The Effects of Kindergarten Classroom on Earnings in the United States
- Earnings and income
- Enrollment and attendance
- Student learning
- Tailored instruction
The long-term impacts of early childhood education can be difficult to study given the scarcity of data linking a child’s education to his or her outcomes as an adult. Researchers measured the effect of class size, teacher quality, and classroom quality on earnings and other future outcomes for children participating in the Student/Teacher Achievement Ratio (STAR) project in Tennessee. The study found that smaller class sizes raised college attendance, more experienced teachers increased future earnings of their students, and higher quality classrooms improved both college attendance and future earnings. Researchers found that the positive effects of early childhood education on test scores diminish over time, but positive effects on non-cognitive outcomes persist through adulthood.
Evidence for the long-term impact of early childhood education remains scarce due to the limited amount of data that link educational characteristics and adult outcomes. Researchers have documented short-term impacts of education interventions such as improvements in standardized test scores; however, there is limited rigorous evidence on whether these short-term effects persist over a longer time period. Understanding whether early education interventions affect future outcomes, such as college attendance and earnings, could allow policymakers to use limited education budgets more effectively. For example, information on earnings could have implications for the long-term benefits to students generated by teachers and accordingly for determining teacher salaries. Furthermore, knowledge of the long-term effects of class size, teacher quality, and classroom quality may shed light on how school quality can affect income equality in the United States.
Context of the evaluation
Project STAR was conducted among 79 schools in Tennessee from 1985 to 1989, and nearly all of the participating children were born in 1979 and 1980. The project targeted students from disadvantaged backgrounds between kindergarten and third grade. The STAR project students had an average household income of $48,014 as compared to an average of $65,661 among a random sample of individuals born in 1979 and 1980 in the United States. Students in the study sample took an achievement test to evaluate their performance in reading and math.
Details of the intervention
The STAR project randomly assigned students and teachers to classes with differing characteristics, enabling researchers to measure the effects of class size, teacher quality, and class quality on future student outcomes.

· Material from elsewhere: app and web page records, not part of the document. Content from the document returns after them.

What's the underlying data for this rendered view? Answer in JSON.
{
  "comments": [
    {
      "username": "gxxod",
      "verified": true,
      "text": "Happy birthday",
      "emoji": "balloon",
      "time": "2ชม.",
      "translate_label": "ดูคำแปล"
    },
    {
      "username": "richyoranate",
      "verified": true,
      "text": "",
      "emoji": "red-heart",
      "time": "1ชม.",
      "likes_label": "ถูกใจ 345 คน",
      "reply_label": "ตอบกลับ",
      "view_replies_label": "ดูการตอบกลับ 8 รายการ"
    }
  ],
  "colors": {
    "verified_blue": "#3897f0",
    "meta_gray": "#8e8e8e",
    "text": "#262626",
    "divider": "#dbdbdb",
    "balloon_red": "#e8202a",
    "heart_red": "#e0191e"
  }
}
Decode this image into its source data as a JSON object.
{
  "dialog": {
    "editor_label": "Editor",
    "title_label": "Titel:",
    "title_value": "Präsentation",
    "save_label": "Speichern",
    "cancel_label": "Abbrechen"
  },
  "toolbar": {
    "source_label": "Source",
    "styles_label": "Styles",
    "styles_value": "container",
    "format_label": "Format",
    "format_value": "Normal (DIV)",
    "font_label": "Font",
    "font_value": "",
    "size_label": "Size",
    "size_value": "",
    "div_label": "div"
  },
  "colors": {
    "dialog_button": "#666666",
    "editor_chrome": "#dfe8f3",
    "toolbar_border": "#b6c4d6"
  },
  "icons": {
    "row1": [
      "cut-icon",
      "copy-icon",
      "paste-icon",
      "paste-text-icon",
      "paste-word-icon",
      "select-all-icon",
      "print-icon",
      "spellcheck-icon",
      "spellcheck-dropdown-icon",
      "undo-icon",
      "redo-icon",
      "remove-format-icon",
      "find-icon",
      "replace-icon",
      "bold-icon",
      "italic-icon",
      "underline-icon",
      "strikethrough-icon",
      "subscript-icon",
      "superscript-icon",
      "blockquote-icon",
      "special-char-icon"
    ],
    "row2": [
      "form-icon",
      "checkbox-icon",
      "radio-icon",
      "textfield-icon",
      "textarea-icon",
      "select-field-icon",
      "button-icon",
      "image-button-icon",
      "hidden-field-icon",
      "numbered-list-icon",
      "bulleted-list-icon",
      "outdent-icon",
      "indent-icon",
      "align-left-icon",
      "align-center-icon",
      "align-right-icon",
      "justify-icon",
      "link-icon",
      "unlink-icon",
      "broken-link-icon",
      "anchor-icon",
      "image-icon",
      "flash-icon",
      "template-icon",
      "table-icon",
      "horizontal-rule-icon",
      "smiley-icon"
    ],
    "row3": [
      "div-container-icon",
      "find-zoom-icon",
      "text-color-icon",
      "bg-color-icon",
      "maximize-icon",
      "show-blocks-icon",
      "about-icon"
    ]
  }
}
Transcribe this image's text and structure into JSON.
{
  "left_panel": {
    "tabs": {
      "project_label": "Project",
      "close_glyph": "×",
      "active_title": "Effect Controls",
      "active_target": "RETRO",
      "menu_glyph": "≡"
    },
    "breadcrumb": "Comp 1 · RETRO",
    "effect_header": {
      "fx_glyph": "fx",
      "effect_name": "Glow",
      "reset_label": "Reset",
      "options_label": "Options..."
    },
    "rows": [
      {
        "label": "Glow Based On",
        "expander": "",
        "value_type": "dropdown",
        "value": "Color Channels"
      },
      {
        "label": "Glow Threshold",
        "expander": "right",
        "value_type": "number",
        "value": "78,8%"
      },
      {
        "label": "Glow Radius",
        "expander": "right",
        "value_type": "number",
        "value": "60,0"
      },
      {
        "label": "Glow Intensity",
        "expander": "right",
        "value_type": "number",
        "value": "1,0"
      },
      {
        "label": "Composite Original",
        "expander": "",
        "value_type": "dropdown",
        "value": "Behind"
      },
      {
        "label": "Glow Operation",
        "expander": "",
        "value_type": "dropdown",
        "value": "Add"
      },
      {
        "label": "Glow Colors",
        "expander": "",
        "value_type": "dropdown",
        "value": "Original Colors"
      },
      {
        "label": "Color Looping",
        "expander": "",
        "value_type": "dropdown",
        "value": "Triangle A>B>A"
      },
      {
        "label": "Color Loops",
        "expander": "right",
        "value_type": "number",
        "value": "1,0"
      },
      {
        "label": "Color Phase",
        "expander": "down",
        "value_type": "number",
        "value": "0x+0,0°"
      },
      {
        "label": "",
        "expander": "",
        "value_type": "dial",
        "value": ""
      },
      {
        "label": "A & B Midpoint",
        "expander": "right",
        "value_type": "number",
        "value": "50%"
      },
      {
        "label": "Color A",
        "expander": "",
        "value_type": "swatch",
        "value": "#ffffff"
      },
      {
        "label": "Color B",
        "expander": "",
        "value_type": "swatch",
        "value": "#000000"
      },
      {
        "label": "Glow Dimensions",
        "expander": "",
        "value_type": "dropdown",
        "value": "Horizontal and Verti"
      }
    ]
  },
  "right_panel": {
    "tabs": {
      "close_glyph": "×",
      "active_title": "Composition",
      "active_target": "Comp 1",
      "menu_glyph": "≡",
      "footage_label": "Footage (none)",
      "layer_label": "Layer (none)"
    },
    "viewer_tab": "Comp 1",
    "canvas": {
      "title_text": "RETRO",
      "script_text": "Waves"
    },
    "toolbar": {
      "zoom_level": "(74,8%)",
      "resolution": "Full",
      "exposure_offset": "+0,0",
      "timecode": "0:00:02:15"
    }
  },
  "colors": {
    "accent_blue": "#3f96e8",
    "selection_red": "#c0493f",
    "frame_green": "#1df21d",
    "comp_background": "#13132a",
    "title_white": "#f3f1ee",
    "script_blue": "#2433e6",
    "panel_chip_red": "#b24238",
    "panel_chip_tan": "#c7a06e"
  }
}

Upon entering school, students in the STAR project were randomly assigned to a small (13-17 students) or large (20-25 students) class in their schools. About half of the students studied joined STAR project schools in kindergarten while the other half enrolled in grades 1, 2, or 3. The class assignments (small versus large) applied up until the students entered fourth grade, at which point students returned to regular classes. Students were given a Stanford Achievement Test annually to assess math and reading ability. Additionally, for a random subset of students in grades 4 and 8, teachers evaluated non-cognitive skills such as effort, initiative, non-participatory behavior, and the value the student ascribed to the class. The authors of this study link the data provided by project STAR with administrative data that yields information on a number of outcomes including college attendance, earnings, home ownership, and 401(k) savings.
Results and policy lessons
Impact on college attendance:The study found that early childhood education did impact long-term future outcomes. More specifically, a smaller class size increased college attendance by 1.8 percentage points (a 6.7 percent increase relative to the average college attendance of about 26 percent among the control group).
Impact on adult earnings:In addition to college attendance, childhood education also influenced adult earnings. Having a kindergarten teacher with over ten years of experience increased students’ average annual wage earnings by $1,093 (6.9 percent) between 2005 and 2007. Similarly, an improvement in class quality increased average annual income earned between ages 25 and 27. The study defined class quality as the difference in standardized exam scores (administered at the end of the year) between a student’s classmates and students in the same grade, but in different classes.
Impact on test scores:Researchers observed that higher class quality was associated with higher test scores in the year that students entered the STAR project, but faded by the time students reached grade 8.
Impact on non-cognitive skills:The researchers found that although kindergarten class quality had no significant effect on grade 8 test scores, it did improve grade 8 non-cognitive skills. More experienced kindergarten teachers likewise raised grade 8 non-cognitive skills. In fact, non-cognitive skills explained more of the increases in future earnings than cognitive skills (test scores) did, suggesting a potential mechanism through which early childhood education influences long-term outcomes. This merits further research on non-cognitive skills as well as classroom quality as potentially significant determinants of future life outcomes.
Chetty, Raj, John N. Friedman, Nathaniel Hilger, Emmanuel Saez, Diane Whitmore Schanzenbach, and Danny Yagan. 2011. “How Does Your Kindergarten Classroom Affect Your Earnings? Evidence From Project Star.” Quarterly Journal of Economics 126(4): 1593-1660.